_INFORMATION PROVIDED_:

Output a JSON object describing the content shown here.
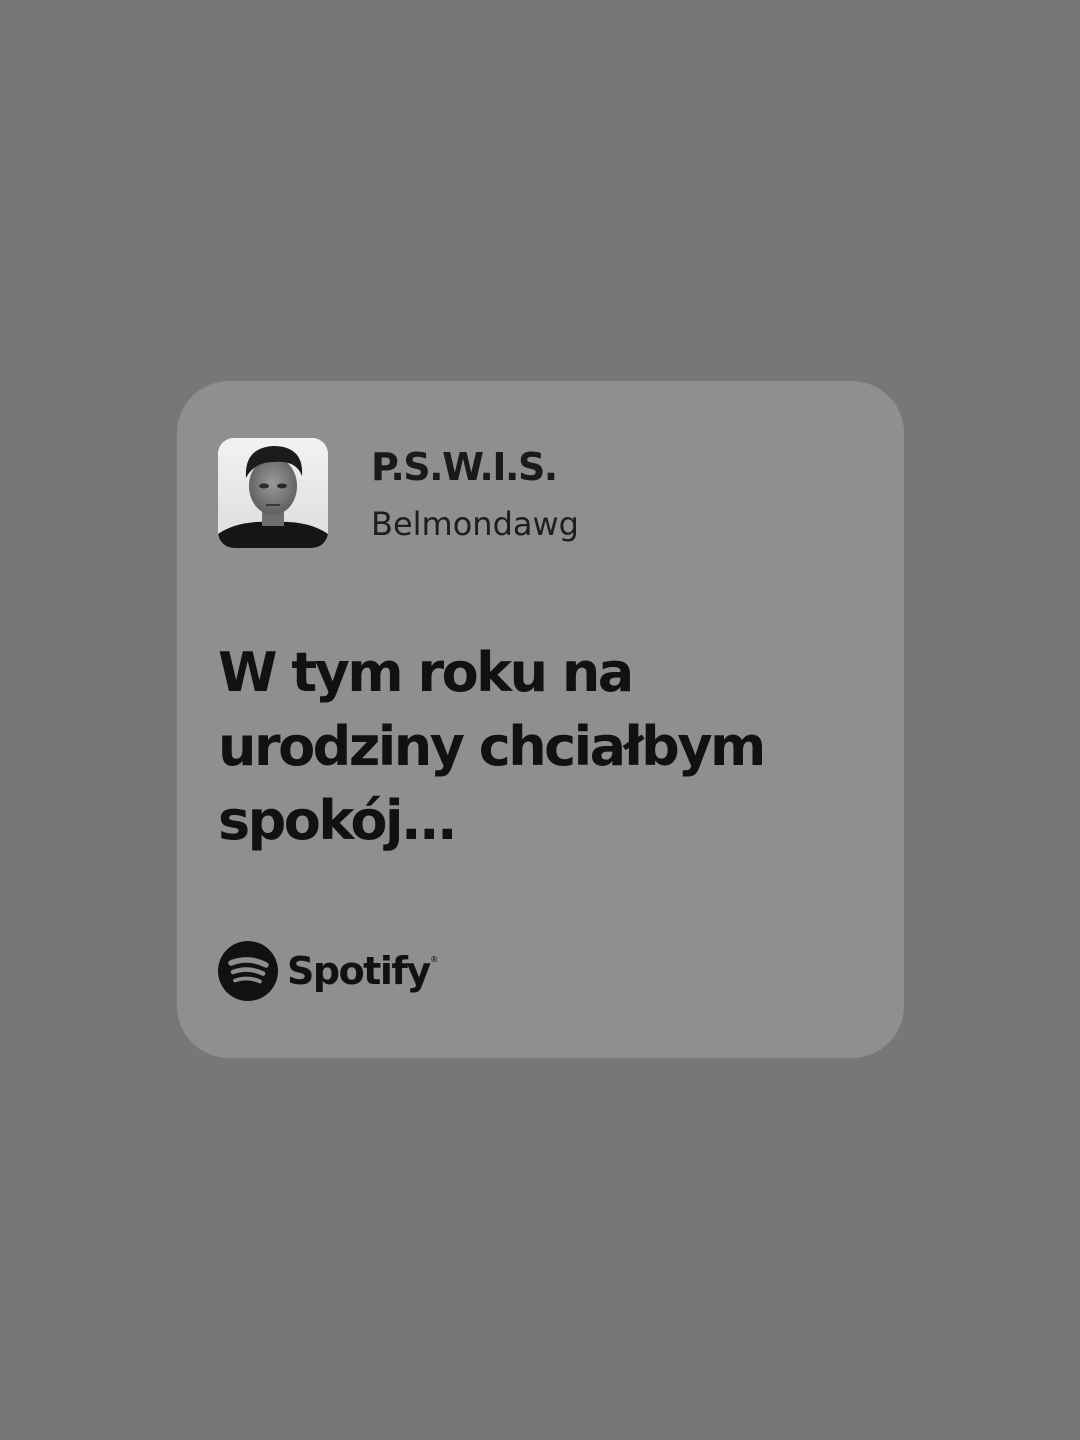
{
  "colors": {
    "page_background": "#777777",
    "card_background": "#8f8f8f",
    "text": "#111111"
  },
  "track": {
    "title": "P.S.W.I.S.",
    "artist": "Belmondawg",
    "cover_icon": "album-cover-image"
  },
  "lyrics": {
    "lines": [
      "W tym roku na",
      "urodziny chciałbym",
      "spokój..."
    ]
  },
  "brand": {
    "name": "Spotify",
    "icon": "spotify-logo-icon"
  }
}
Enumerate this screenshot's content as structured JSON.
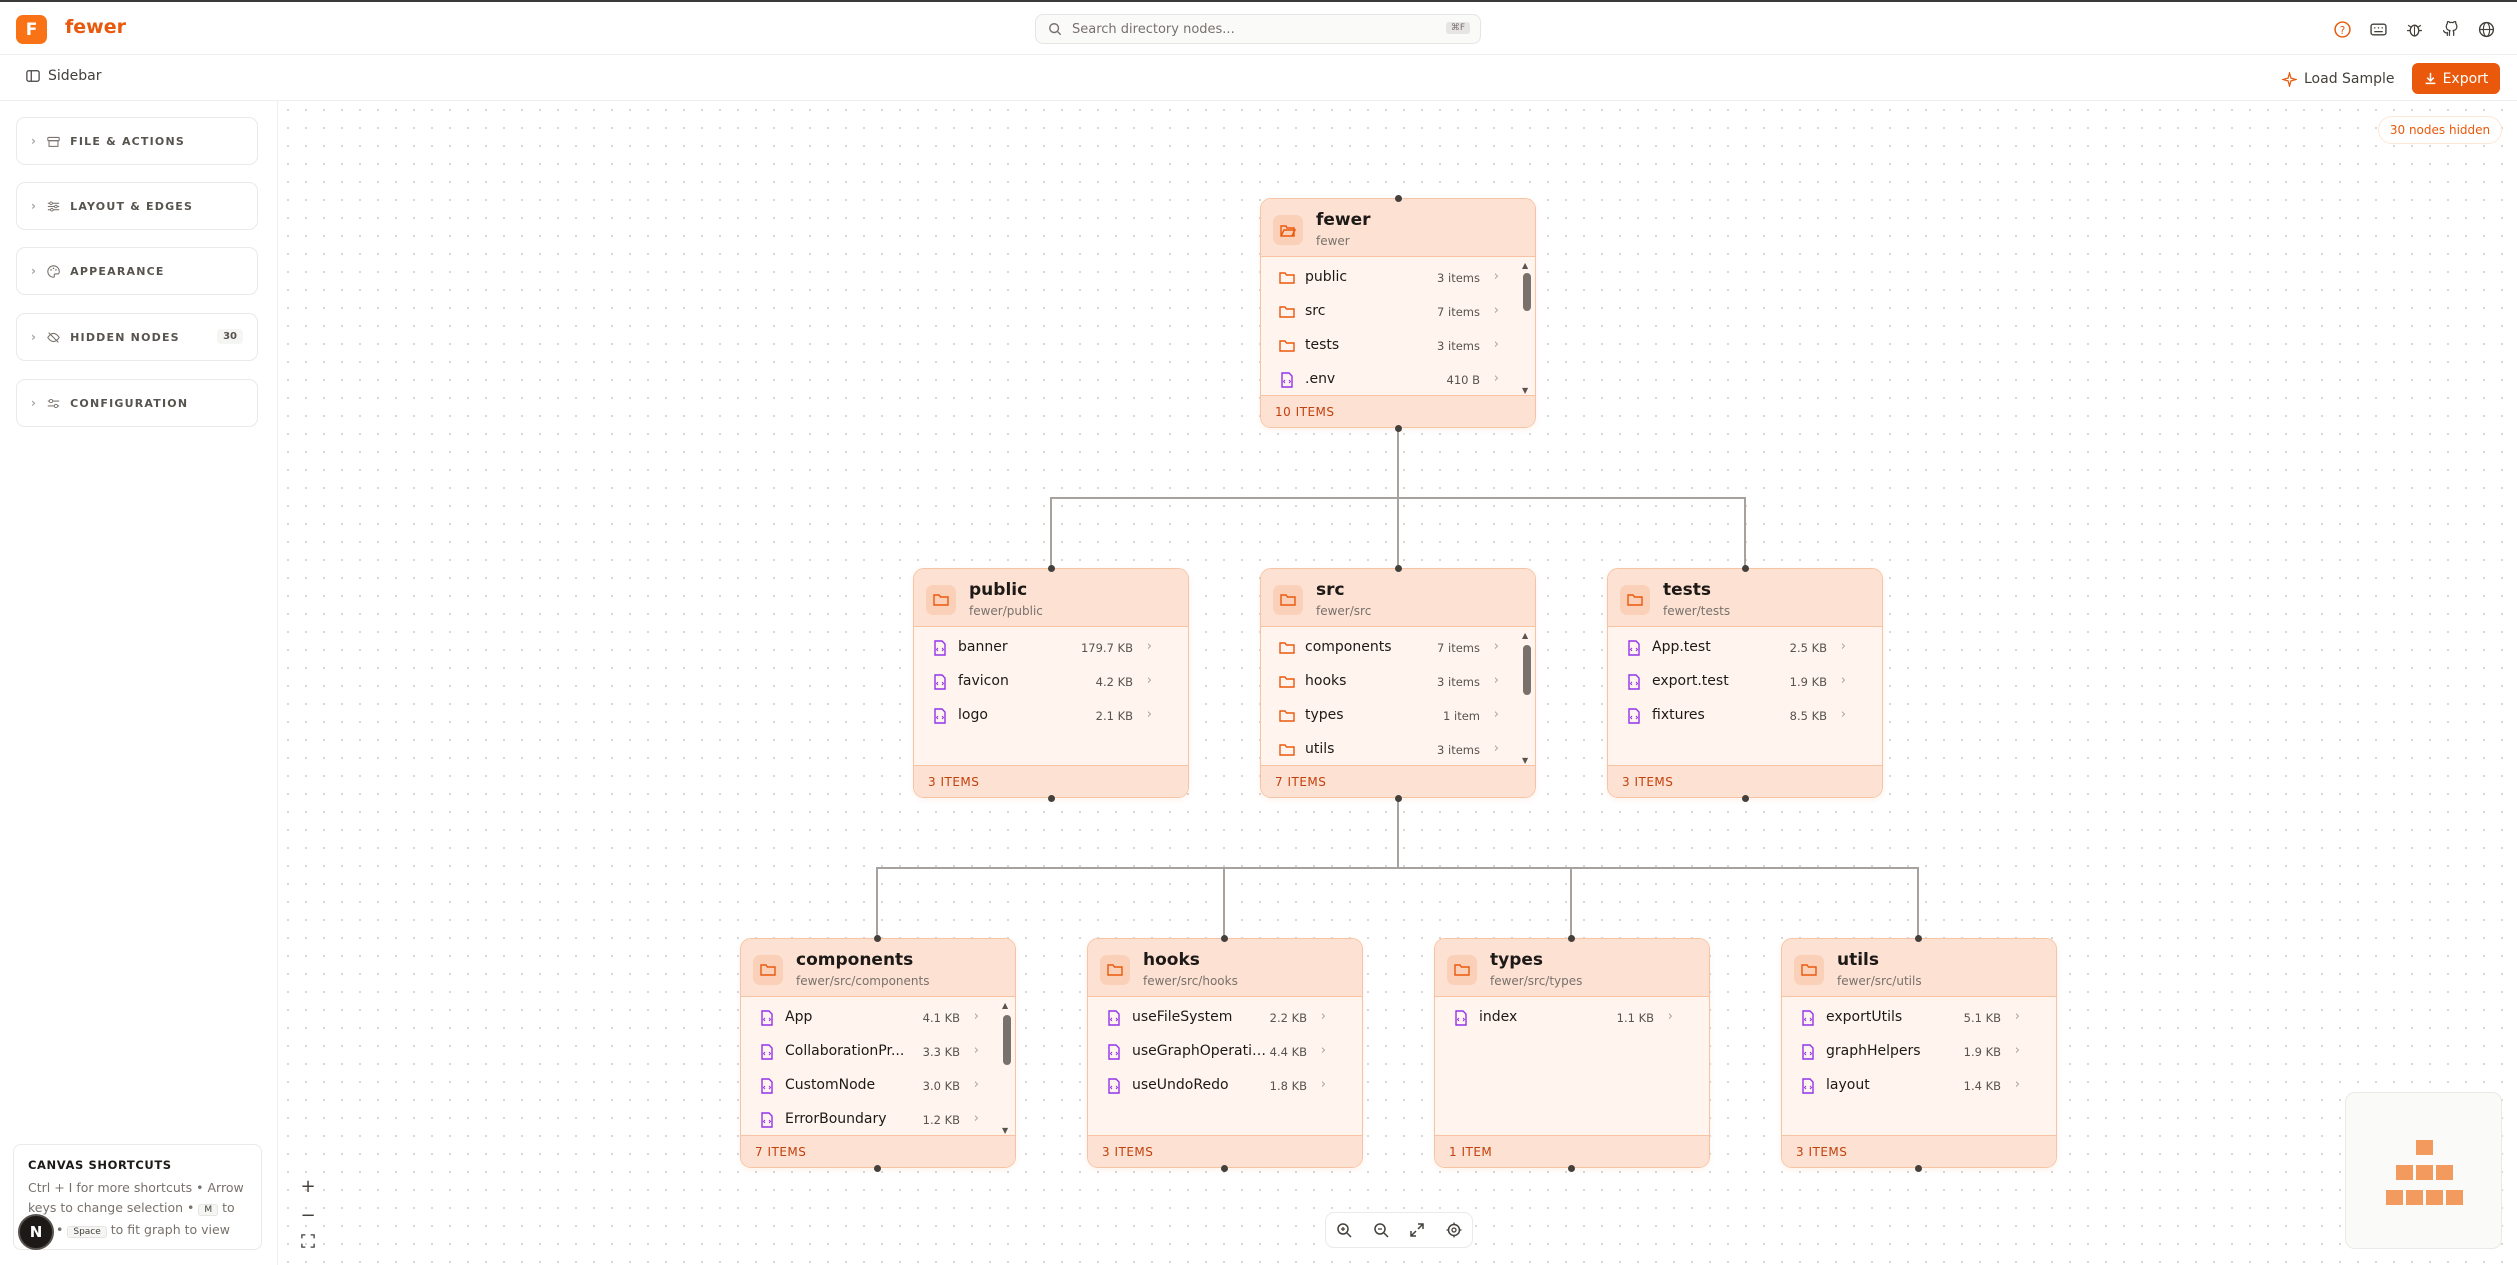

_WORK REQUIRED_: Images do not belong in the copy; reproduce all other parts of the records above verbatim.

_OUTPUT FOR THIS EXERCISE_:
Output a JSON object describing the content shown here.
{
  "colors": {
    "page_background": "#777777",
    "card_background": "#8f8f8f",
    "text": "#111111"
  },
  "track": {
    "title": "P.S.W.I.S.",
    "artist": "Belmondawg",
    "cover_icon": "album-cover-image"
  },
  "lyrics": {
    "lines": [
      "W tym roku na",
      "urodziny chciałbym",
      "spokój..."
    ]
  },
  "brand": {
    "name": "Spotify",
    "icon": "spotify-logo-icon"
  }
}
Enumerate this screenshot's content as structured JSON.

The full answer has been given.